Records shown: Begin
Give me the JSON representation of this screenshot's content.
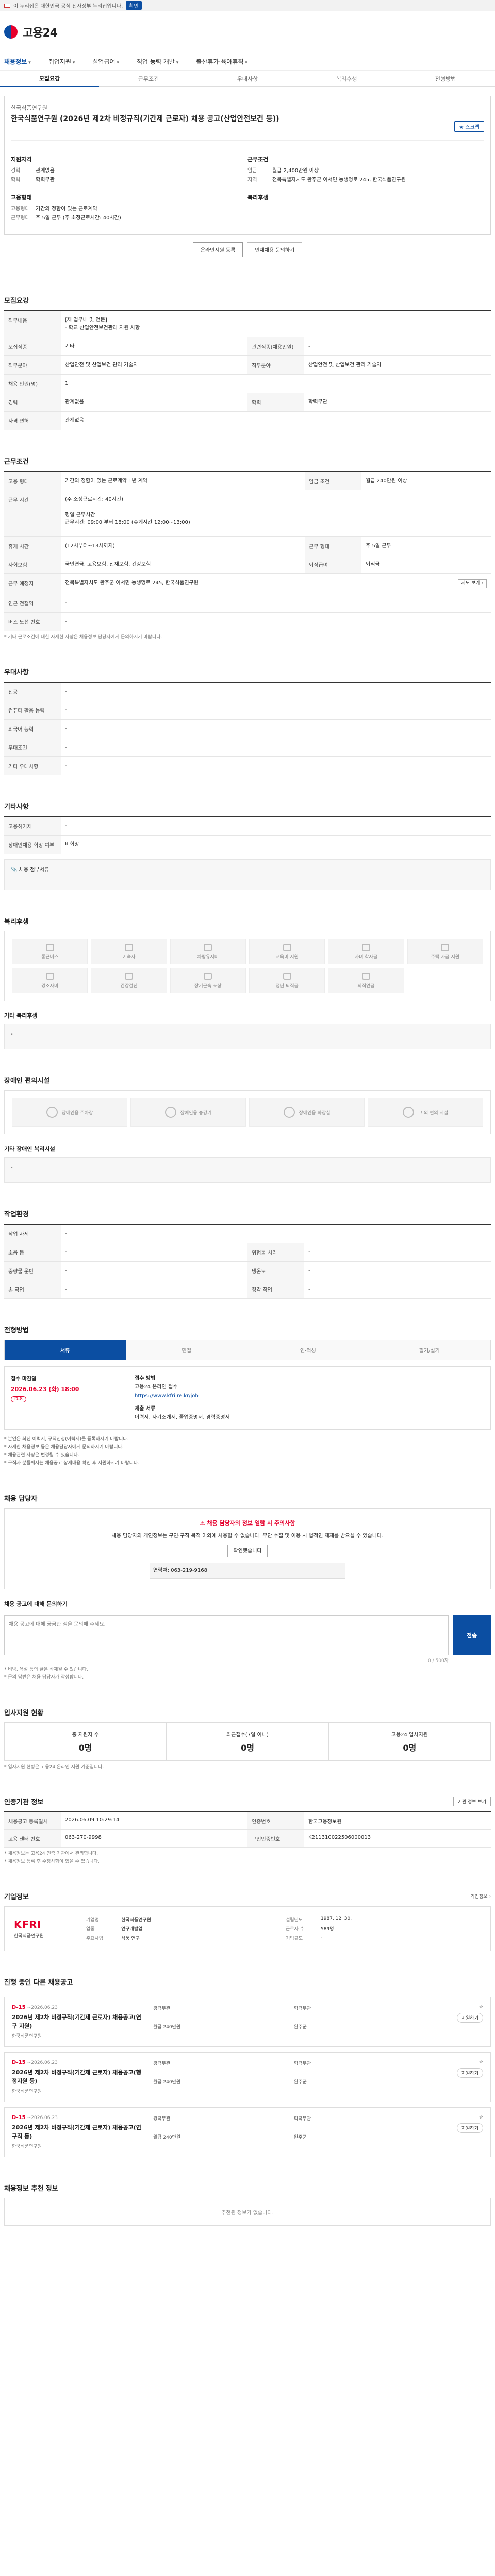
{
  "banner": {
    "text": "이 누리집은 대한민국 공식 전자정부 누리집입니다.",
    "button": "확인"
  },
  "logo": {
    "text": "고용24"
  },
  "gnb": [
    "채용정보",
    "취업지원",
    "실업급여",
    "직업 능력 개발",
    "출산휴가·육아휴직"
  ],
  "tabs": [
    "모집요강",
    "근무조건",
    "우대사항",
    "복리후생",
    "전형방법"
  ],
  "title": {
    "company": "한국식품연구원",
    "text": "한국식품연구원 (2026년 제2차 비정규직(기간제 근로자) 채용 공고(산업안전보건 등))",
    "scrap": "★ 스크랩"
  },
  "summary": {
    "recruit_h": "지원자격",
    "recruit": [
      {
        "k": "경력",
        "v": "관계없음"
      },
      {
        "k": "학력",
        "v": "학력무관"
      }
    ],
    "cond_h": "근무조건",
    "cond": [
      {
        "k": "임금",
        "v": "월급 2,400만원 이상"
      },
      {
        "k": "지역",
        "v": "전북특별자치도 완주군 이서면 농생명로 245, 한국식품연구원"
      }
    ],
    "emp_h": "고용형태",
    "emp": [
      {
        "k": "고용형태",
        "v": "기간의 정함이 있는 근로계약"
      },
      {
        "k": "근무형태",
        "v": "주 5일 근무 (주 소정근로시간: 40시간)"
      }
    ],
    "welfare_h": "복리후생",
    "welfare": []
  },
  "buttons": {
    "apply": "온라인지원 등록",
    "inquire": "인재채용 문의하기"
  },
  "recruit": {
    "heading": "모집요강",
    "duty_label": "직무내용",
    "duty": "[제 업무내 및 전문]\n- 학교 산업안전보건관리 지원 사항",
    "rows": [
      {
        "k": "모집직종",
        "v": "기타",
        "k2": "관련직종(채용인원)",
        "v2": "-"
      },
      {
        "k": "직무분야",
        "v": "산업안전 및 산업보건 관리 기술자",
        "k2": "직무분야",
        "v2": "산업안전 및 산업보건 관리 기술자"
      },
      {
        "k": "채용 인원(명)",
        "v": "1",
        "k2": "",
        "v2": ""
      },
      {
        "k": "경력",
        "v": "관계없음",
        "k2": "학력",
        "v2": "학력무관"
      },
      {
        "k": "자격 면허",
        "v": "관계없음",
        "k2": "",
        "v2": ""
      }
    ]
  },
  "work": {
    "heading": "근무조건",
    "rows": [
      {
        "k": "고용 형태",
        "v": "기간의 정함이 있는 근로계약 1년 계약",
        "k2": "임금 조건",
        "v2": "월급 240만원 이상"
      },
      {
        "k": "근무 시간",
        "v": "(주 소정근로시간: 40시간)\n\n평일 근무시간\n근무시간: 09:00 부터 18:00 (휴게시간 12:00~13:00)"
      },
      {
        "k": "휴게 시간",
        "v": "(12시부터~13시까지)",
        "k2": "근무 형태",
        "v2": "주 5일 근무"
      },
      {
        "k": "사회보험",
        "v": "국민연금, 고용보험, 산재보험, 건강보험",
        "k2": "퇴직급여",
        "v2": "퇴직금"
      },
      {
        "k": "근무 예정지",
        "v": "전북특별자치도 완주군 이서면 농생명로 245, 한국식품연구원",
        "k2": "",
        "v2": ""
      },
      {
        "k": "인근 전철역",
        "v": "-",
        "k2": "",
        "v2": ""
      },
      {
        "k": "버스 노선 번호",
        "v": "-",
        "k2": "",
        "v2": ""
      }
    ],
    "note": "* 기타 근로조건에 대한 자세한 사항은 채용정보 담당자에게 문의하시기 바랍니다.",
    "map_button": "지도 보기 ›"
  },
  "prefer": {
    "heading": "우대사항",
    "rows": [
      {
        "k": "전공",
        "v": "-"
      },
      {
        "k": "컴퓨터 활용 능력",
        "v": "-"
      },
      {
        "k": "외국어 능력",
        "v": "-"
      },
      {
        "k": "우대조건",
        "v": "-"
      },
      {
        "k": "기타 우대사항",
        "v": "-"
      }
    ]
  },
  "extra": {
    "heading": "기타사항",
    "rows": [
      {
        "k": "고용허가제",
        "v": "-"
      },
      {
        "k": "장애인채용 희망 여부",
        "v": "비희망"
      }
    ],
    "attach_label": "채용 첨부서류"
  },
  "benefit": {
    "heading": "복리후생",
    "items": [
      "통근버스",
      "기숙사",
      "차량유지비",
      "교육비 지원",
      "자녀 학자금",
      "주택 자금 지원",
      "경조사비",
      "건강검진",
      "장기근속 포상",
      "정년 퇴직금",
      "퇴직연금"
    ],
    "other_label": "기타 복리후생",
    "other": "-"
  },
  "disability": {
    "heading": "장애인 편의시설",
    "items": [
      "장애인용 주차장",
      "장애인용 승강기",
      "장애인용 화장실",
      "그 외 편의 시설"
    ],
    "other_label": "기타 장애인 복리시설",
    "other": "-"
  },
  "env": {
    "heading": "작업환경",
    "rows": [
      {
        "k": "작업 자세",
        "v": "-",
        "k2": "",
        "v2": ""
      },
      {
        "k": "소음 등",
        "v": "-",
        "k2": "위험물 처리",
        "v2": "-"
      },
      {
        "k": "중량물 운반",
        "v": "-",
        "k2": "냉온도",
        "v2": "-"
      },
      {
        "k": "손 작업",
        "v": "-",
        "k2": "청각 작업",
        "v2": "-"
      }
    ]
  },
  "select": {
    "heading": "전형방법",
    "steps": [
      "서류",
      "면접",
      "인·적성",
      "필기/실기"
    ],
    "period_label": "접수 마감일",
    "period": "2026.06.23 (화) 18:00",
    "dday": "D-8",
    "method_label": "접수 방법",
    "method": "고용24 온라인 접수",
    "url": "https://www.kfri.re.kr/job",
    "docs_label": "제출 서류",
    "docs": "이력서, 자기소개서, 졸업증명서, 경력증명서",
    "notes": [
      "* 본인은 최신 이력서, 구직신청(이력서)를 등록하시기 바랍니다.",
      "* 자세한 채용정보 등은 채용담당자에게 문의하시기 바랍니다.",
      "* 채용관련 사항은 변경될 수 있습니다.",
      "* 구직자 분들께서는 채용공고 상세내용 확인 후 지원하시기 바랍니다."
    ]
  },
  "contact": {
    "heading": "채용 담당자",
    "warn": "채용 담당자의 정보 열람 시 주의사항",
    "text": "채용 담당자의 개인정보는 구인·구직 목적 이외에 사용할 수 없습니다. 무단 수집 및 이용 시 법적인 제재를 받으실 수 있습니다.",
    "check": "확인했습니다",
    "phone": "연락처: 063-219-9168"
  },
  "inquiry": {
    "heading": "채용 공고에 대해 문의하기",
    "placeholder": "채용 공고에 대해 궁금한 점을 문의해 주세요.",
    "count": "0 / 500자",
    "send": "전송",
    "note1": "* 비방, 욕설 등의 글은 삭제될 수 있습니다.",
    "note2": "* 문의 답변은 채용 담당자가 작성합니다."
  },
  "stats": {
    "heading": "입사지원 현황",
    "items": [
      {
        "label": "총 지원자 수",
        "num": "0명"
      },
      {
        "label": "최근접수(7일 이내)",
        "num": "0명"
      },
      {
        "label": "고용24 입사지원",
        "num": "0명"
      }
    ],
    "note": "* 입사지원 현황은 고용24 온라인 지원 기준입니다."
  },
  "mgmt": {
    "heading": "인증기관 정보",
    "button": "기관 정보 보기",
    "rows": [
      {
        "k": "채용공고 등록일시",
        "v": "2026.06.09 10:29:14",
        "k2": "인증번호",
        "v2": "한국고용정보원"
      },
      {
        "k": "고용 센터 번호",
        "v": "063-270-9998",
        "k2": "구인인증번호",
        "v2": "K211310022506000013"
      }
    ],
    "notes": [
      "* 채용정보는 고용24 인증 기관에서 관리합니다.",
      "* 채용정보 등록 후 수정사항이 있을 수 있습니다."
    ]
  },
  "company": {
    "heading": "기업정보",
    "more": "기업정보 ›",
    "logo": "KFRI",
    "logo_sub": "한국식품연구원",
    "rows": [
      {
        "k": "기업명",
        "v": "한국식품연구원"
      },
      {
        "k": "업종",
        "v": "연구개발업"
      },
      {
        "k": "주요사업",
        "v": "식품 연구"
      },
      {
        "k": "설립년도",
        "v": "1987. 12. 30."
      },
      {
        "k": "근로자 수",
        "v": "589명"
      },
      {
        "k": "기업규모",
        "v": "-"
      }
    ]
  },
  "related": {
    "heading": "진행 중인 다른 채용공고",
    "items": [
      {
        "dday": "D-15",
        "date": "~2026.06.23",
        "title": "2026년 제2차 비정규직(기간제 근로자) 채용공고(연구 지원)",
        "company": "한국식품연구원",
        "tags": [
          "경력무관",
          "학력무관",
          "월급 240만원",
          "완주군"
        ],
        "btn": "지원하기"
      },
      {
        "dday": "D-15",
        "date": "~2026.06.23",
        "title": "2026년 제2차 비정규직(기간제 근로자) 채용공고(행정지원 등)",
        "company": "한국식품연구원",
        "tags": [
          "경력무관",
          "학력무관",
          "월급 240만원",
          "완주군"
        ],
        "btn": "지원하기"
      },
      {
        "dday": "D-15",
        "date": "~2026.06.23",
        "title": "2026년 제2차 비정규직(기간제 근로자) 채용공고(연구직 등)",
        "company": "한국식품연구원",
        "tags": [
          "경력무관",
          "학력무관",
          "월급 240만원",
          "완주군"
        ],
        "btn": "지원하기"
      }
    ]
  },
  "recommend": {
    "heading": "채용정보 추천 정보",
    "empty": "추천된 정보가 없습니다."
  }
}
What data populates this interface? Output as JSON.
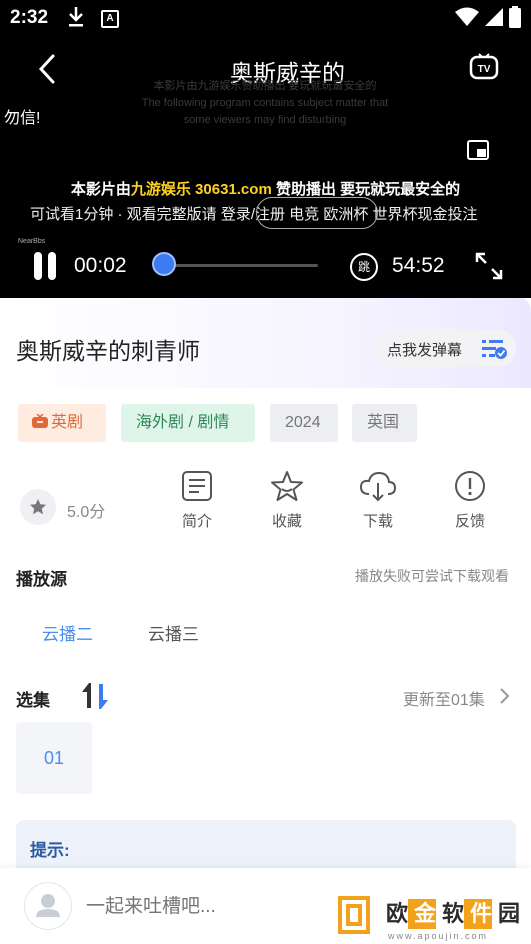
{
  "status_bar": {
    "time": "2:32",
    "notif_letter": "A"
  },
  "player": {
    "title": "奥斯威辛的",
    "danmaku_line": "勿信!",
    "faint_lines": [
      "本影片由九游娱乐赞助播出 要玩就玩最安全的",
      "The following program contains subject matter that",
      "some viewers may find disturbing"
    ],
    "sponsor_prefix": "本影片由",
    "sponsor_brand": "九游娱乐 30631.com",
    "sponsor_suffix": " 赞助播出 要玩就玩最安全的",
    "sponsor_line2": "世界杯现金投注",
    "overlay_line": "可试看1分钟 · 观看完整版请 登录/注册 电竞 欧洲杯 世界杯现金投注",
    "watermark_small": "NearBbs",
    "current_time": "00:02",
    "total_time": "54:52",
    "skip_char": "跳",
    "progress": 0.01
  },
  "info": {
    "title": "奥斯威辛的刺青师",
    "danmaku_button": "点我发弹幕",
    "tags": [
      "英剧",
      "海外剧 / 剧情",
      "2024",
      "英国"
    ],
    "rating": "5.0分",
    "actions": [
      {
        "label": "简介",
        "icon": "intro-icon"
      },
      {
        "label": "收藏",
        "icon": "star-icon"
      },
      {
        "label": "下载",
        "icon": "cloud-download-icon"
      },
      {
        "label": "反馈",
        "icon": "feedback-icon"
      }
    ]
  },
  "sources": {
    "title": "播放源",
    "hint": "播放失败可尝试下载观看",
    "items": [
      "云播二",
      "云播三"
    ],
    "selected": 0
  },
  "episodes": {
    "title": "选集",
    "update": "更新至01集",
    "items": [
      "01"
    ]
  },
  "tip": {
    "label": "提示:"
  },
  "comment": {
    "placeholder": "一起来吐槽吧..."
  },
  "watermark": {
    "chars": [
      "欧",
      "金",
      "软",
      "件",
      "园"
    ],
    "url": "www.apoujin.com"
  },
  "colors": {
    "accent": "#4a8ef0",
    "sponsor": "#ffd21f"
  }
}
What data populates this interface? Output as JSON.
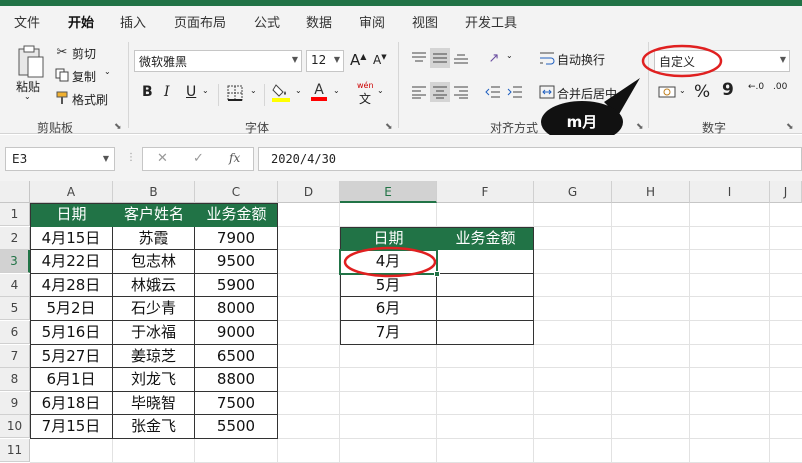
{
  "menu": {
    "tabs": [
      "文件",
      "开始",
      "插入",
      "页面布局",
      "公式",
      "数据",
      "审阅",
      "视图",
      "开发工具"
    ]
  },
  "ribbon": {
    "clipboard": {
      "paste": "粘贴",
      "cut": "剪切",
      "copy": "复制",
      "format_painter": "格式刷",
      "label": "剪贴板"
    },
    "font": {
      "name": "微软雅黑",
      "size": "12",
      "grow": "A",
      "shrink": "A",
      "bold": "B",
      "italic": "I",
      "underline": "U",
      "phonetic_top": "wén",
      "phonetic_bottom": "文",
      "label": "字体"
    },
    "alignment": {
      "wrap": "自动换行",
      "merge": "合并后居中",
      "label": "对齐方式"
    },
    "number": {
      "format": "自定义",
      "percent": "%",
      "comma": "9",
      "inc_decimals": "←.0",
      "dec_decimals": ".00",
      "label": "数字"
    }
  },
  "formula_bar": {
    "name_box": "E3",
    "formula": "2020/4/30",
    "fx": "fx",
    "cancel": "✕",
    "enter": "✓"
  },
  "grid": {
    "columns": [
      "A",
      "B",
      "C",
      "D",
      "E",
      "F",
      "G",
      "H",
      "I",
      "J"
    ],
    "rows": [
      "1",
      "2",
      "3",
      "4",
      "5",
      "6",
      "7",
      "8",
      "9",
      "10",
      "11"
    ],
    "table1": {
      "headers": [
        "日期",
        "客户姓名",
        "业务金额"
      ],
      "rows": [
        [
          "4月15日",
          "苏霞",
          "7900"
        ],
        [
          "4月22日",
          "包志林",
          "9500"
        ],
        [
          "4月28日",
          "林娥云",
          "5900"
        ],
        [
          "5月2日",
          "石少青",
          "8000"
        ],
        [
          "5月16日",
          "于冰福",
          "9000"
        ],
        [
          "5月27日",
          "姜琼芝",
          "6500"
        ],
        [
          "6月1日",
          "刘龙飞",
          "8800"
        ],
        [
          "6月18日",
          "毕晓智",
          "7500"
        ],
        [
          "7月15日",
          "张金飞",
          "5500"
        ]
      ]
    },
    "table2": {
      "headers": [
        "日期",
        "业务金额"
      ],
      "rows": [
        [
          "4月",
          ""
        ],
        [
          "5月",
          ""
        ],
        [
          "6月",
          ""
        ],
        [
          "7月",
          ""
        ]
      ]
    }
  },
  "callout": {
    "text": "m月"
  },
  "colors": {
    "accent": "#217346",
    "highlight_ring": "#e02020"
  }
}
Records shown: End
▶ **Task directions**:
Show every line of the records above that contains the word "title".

▶ **Task answer**:
  "title": {
        "title": "2026년 제2차 비정규직(기간제 근로자) 채용공고(연구 지원)",
        "title": "2026년 제2차 비정규직(기간제 근로자) 채용공고(행정지원 등)",
        "title": "2026년 제2차 비정규직(기간제 근로자) 채용공고(연구직 등)",
    "title": "奥斯威辛的",
    "title": "奥斯威辛的刺青师",
    "title": "播放源",
    "title": "选集",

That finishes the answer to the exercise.